Exercise instructions | Report how many lines of the following entries include the string "JSON"; respond with the number alone.

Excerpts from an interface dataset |
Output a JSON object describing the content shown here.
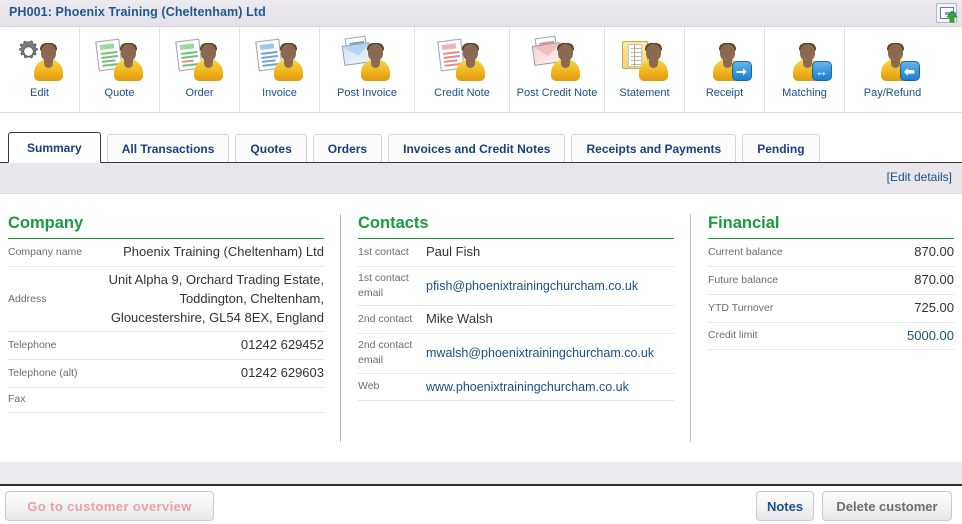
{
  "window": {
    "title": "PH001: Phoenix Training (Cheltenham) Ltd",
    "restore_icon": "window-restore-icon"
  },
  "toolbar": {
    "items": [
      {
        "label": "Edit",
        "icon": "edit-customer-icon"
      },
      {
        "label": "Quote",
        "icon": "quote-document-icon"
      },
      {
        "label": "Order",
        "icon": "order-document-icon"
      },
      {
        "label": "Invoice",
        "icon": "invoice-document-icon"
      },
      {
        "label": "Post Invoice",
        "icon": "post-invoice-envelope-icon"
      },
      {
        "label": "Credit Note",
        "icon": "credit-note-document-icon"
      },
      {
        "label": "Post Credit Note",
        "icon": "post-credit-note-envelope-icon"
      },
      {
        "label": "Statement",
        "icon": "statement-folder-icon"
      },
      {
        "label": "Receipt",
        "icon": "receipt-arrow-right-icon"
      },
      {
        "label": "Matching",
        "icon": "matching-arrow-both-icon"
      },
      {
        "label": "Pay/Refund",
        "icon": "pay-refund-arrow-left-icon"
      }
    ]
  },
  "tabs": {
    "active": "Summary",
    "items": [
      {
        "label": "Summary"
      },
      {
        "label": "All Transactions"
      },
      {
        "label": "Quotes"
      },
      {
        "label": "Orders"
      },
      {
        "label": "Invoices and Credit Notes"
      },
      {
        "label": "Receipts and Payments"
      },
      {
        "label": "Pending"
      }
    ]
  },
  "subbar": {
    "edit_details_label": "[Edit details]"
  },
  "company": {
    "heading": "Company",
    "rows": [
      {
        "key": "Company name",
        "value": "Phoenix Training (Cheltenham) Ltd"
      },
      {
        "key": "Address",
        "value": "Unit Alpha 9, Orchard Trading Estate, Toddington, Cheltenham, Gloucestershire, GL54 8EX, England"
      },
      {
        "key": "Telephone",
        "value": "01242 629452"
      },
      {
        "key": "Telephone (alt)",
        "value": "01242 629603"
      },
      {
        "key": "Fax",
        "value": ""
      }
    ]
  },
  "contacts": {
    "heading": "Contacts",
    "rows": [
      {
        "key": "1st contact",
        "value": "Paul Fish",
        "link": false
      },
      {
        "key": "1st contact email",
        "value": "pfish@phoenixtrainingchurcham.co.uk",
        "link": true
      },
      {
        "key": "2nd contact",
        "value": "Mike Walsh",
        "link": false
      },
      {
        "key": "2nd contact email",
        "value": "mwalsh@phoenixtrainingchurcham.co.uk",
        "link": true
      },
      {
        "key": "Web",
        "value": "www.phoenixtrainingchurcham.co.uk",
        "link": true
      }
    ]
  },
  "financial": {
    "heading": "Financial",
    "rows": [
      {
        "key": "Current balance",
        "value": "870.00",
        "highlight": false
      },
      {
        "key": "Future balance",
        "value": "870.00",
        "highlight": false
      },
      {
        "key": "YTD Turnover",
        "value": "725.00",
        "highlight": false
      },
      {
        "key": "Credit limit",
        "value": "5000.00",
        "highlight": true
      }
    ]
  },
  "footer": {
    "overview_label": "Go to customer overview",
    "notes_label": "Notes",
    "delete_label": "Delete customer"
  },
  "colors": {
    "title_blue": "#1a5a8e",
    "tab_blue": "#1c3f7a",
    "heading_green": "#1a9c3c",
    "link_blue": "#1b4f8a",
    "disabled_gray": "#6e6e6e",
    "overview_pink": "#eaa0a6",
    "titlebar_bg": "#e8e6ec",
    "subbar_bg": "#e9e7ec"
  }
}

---

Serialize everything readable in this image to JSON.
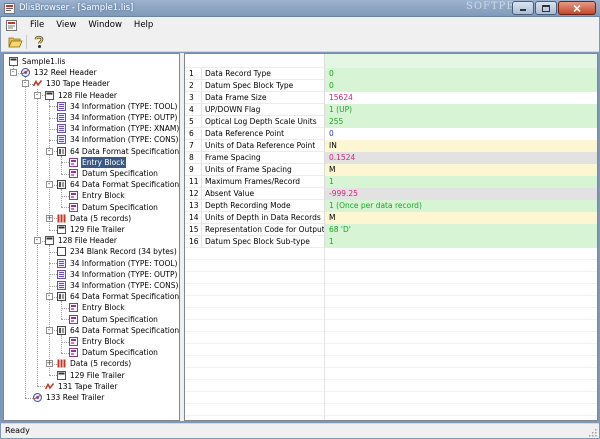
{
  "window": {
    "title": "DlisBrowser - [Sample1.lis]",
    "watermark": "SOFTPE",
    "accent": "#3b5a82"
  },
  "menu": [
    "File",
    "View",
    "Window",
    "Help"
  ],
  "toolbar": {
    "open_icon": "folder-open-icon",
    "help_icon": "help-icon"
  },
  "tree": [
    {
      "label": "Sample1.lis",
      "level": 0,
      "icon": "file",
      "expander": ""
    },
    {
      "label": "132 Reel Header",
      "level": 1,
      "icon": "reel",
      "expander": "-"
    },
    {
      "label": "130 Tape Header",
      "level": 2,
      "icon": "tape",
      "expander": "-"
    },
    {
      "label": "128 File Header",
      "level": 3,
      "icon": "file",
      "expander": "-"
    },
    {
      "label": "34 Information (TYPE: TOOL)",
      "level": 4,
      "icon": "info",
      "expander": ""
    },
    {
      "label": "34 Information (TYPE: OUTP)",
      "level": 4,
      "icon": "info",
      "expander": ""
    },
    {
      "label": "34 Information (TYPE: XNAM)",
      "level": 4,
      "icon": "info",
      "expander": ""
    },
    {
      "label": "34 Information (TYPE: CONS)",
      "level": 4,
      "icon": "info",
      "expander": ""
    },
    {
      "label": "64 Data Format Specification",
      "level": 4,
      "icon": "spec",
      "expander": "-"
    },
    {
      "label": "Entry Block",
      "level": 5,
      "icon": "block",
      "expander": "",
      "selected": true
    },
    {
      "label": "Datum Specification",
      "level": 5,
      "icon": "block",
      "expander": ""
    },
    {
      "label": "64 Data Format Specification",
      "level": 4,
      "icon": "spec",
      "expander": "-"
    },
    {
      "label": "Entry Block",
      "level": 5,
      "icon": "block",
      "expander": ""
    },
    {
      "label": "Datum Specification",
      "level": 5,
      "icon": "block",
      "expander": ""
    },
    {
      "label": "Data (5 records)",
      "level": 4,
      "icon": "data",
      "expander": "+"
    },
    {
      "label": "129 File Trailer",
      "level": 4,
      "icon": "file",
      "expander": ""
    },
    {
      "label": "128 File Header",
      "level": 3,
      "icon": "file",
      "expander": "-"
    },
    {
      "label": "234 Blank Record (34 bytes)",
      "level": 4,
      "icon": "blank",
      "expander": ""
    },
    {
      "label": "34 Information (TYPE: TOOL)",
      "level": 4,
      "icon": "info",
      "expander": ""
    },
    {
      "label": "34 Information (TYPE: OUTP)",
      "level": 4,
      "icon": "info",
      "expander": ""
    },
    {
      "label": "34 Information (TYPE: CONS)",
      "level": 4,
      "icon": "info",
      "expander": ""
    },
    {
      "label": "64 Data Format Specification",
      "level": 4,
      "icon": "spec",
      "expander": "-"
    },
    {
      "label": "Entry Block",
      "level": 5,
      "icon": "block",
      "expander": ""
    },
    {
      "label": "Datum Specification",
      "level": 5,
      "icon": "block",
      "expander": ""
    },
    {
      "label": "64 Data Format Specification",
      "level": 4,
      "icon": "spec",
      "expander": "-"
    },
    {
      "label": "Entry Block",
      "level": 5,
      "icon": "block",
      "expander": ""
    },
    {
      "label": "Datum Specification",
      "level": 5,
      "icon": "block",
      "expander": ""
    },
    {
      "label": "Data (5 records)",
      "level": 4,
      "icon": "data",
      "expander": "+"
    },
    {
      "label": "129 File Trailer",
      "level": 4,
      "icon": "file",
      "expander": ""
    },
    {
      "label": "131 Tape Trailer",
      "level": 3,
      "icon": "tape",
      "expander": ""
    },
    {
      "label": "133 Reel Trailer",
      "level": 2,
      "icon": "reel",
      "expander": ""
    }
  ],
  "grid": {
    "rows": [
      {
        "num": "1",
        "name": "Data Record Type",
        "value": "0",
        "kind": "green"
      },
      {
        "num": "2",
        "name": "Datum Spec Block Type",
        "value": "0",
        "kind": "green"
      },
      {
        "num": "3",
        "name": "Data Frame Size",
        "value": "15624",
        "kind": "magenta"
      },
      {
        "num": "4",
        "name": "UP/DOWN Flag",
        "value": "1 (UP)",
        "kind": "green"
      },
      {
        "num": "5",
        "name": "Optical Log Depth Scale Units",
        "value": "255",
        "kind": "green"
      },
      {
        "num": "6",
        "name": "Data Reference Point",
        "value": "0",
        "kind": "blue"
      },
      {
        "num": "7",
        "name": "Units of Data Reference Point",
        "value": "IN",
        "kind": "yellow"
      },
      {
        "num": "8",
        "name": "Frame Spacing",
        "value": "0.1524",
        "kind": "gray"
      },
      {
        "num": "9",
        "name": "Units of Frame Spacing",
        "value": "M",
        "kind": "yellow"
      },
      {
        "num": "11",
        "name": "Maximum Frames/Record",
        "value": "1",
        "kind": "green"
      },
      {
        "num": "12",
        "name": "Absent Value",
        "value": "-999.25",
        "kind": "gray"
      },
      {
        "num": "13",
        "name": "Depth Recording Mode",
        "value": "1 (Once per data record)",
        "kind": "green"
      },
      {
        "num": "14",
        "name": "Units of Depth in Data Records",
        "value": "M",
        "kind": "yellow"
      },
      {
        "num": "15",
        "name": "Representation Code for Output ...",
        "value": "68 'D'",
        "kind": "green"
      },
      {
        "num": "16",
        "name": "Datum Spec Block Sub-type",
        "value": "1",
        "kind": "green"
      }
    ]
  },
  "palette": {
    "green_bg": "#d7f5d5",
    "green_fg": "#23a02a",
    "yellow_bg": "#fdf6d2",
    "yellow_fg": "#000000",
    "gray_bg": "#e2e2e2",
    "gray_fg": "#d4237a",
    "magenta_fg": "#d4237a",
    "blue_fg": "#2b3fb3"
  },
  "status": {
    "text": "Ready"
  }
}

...

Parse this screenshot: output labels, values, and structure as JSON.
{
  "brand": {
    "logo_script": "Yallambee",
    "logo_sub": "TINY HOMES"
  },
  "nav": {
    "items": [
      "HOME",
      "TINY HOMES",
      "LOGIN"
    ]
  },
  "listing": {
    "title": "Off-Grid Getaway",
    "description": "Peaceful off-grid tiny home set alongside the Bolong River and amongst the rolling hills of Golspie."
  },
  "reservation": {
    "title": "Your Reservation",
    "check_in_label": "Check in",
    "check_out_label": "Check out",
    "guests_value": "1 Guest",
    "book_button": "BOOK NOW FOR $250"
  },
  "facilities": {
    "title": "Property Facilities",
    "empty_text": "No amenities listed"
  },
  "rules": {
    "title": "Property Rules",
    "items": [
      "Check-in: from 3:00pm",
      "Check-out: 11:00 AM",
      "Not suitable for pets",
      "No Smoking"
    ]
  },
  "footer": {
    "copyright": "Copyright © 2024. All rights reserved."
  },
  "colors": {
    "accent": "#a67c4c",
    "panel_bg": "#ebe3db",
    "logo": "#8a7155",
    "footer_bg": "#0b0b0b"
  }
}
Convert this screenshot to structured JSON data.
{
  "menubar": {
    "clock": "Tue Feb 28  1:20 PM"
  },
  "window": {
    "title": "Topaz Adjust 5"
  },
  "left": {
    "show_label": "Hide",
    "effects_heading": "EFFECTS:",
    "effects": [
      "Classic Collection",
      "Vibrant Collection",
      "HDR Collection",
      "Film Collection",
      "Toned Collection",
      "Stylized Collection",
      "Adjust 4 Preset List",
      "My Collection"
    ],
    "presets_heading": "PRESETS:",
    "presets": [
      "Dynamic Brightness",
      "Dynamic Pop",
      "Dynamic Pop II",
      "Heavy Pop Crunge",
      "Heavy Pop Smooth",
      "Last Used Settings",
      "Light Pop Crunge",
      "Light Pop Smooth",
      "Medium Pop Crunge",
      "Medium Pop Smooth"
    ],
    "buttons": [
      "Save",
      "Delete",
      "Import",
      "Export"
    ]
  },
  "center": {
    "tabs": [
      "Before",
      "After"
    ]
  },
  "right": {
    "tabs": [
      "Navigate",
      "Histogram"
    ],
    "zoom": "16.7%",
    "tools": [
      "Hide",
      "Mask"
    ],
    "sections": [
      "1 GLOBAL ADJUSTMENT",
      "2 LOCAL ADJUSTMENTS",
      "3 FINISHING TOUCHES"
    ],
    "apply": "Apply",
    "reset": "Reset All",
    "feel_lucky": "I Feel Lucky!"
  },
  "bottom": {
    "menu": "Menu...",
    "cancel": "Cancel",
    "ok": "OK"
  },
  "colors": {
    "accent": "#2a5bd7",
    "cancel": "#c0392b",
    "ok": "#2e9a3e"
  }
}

Your solution | 4